Mitsuyasan, my sensei (teacher), works on a cryptomeria.
Yochan, my senpai (senior colleague), trims a needle juniper.
From May 1993 through June 1994, I lived in Japan as a bonsai apprentice.
I was the third American to study with Yasuo Mitsuya, the bonsai master and owner of Tokai-en, a bonsai nursery located in Toyohashi midway between Tokyo and Kyoto, just off the old Tokaido road.
Hideko Metaxas, past president of the Golden State Bonsai Federation, conceived the idea of the organization sponsoring students who would study with a Japanese bonsai master and then share their knowledge with member clubs in California. Now, online, I can continue to impart the skills I gained and the experiences I cherished.
- Going Solo Mitsuyasan turns me loose on a defenseless auction tree, and all the skills he taught me are put to the test.
- The Kokufu Gamble We're off to Tokyo for the most prestigious bonsai show of the year.
- Heaven in Hamamatsu There's more to an apprenticeship than bonsai; there's also sukiyaki and suiseki.

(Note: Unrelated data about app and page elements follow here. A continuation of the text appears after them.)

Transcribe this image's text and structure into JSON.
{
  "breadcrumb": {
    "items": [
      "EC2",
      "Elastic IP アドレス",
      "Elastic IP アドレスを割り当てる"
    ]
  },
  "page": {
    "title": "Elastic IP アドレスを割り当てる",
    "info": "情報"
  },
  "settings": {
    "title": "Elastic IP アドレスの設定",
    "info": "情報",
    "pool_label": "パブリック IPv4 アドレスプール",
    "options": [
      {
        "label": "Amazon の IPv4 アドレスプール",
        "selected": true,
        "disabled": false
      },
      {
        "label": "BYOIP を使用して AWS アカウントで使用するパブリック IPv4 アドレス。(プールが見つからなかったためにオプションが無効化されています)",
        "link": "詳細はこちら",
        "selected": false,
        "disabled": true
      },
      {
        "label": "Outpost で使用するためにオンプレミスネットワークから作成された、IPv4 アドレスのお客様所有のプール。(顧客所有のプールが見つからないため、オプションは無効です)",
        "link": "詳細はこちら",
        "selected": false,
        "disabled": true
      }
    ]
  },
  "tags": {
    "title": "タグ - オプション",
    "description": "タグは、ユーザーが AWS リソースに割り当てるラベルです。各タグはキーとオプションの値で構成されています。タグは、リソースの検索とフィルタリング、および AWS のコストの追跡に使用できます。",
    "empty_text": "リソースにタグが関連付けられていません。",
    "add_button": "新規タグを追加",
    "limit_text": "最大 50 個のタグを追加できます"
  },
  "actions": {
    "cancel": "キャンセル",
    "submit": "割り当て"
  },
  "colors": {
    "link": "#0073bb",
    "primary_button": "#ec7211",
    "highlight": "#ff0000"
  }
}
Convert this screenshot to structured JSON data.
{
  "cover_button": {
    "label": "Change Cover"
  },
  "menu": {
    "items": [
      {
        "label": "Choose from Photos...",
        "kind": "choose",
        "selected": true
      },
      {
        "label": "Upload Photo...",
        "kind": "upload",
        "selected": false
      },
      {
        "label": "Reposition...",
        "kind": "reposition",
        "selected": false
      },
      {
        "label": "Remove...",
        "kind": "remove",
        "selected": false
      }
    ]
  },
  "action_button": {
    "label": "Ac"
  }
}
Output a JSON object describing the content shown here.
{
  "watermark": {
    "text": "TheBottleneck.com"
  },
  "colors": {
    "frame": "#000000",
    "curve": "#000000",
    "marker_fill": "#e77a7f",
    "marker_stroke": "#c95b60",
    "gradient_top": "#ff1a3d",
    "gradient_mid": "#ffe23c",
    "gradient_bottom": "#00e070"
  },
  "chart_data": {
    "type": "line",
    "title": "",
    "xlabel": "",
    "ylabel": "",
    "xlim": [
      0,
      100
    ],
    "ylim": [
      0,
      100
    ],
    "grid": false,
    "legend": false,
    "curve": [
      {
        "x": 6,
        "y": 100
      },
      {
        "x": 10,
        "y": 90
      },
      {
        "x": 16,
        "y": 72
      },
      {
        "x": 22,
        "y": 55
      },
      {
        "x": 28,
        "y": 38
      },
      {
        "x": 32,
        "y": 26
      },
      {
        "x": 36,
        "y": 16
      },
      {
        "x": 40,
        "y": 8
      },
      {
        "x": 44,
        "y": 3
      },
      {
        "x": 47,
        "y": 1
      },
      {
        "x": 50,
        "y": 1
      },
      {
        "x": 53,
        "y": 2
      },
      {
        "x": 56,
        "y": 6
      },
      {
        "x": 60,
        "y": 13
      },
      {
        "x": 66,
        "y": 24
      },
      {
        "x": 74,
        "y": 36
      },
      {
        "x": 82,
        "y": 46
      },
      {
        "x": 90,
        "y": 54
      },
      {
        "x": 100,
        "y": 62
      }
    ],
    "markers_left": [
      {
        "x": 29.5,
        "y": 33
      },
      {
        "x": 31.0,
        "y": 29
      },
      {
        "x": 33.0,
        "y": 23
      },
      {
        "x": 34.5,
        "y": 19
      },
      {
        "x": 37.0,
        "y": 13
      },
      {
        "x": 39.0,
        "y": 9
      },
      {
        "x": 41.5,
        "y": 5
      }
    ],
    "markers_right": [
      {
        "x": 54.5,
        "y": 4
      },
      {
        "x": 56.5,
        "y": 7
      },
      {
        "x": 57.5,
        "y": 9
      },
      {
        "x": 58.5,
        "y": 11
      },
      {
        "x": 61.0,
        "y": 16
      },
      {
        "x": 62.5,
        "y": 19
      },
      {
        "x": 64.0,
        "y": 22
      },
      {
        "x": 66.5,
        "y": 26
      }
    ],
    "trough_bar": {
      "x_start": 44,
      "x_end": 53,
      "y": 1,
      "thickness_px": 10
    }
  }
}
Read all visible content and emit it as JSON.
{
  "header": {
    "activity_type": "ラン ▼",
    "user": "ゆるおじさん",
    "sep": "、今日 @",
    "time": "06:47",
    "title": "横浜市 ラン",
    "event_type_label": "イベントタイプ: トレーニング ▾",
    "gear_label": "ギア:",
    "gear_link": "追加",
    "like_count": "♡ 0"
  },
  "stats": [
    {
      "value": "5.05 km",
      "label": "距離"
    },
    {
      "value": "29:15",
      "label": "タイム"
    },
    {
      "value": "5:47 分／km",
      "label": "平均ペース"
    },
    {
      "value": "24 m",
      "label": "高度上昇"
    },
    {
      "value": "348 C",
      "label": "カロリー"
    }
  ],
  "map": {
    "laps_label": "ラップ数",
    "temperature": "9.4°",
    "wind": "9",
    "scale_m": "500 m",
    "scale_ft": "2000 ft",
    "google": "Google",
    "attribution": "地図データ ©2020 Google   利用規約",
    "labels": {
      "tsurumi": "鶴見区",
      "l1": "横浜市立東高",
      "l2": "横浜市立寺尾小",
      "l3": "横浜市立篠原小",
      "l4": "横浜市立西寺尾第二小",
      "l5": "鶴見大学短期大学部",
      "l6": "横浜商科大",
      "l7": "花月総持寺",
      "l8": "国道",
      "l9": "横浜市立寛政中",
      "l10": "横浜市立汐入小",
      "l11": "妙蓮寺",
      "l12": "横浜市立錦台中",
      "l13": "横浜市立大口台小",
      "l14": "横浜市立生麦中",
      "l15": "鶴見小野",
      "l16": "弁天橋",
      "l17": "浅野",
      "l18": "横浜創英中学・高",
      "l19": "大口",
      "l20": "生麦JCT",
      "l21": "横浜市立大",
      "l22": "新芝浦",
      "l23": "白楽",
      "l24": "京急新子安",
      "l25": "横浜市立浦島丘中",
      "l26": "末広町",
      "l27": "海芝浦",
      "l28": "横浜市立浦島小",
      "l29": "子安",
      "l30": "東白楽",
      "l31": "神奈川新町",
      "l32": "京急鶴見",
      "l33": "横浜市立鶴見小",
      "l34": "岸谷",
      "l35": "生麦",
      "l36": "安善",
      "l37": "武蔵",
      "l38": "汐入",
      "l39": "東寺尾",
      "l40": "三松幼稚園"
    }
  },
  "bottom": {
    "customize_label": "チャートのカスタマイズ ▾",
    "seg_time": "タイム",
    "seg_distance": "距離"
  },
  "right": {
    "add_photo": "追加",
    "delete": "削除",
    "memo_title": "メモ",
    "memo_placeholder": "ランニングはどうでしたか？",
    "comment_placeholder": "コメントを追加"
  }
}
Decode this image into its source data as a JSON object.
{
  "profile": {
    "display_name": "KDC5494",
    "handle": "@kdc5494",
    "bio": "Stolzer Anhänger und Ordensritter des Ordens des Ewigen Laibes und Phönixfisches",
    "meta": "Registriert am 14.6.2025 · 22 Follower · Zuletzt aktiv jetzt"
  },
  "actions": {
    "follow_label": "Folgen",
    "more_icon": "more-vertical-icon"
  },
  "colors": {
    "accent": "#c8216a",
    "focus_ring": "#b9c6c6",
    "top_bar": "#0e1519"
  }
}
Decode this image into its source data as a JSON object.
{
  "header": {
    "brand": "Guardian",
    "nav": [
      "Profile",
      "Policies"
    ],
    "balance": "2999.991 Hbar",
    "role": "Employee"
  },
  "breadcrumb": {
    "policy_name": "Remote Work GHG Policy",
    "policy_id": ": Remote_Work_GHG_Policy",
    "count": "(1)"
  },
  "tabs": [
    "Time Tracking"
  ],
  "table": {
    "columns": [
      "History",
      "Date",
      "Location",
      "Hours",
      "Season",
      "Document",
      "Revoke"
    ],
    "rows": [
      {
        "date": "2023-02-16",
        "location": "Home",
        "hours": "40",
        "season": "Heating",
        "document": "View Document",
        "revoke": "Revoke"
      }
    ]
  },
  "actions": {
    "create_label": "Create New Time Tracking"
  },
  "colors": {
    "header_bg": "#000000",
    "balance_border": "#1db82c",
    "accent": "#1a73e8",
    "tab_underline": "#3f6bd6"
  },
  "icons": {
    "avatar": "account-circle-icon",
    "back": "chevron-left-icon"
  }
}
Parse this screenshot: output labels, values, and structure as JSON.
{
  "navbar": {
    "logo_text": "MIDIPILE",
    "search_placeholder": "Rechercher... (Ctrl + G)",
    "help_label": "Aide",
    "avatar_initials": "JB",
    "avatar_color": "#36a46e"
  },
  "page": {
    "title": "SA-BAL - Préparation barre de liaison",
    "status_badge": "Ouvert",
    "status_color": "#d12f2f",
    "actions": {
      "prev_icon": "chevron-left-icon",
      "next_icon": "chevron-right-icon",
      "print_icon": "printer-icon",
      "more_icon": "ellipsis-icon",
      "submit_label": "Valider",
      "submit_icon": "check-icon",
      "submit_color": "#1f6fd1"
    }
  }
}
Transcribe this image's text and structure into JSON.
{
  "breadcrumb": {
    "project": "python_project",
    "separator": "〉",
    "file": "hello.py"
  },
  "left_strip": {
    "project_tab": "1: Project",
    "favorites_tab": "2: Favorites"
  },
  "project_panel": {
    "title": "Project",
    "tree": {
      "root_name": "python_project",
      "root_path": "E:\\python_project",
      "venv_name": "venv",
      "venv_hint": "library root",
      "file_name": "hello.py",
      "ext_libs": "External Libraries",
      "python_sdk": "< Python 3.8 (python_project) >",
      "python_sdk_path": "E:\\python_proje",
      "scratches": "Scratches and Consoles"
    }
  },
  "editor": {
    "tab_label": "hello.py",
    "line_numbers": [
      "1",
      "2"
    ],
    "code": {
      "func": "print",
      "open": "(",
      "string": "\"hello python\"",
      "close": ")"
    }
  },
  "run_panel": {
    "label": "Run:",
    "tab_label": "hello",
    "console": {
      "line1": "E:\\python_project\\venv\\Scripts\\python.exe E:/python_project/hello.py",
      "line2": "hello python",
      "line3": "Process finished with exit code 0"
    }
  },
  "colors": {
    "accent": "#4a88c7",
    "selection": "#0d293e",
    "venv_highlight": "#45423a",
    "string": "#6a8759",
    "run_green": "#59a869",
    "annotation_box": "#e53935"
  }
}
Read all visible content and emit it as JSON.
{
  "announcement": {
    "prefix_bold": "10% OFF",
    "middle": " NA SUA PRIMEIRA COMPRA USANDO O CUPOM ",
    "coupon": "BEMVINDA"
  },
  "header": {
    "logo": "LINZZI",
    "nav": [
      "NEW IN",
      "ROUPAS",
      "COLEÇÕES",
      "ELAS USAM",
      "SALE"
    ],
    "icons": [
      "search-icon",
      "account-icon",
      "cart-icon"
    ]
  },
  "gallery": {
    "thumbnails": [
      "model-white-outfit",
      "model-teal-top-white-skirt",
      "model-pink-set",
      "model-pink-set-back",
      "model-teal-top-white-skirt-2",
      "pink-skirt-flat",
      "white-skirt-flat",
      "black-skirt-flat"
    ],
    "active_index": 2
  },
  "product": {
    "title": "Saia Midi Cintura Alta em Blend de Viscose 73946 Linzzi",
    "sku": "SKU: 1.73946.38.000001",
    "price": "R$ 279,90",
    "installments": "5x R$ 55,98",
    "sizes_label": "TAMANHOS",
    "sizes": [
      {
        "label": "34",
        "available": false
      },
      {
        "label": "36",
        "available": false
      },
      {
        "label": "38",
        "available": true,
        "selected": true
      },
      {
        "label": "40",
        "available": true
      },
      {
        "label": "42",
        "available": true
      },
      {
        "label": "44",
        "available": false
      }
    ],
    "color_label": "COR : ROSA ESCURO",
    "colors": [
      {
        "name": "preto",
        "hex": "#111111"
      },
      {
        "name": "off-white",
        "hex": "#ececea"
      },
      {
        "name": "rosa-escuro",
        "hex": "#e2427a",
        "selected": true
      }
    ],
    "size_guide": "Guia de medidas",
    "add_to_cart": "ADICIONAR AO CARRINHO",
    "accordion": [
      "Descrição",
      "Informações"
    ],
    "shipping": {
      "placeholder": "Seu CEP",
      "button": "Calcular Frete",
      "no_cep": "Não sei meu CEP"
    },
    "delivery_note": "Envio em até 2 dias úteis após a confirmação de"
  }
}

- See You Later, Irrigator In the August heat, trees and apprentices alike must be properly watered.
- A Taste of Toyohashi I learn how delicious bonsai food isn't as well as how spectacular a show tree can be.
- The Babe Ruth of Bonsai Off we go again... to Nagoya for Meifuten, the first major bonsai show of the year.
- Eyeballing a Pine I'm blinded by the beauty (among other things) of a Yasuo Mitsuya redesign of a black pine.
- Drive-By Beauty Roadside attractions: vending machines – and some stunning scenery.
Mitsuyasan's Tokai-en nursery contains over 100 magnificent bonsai –
some owned by Mitsuyasan, others owned by clients
and kept here for maintenance or show-entry preparation.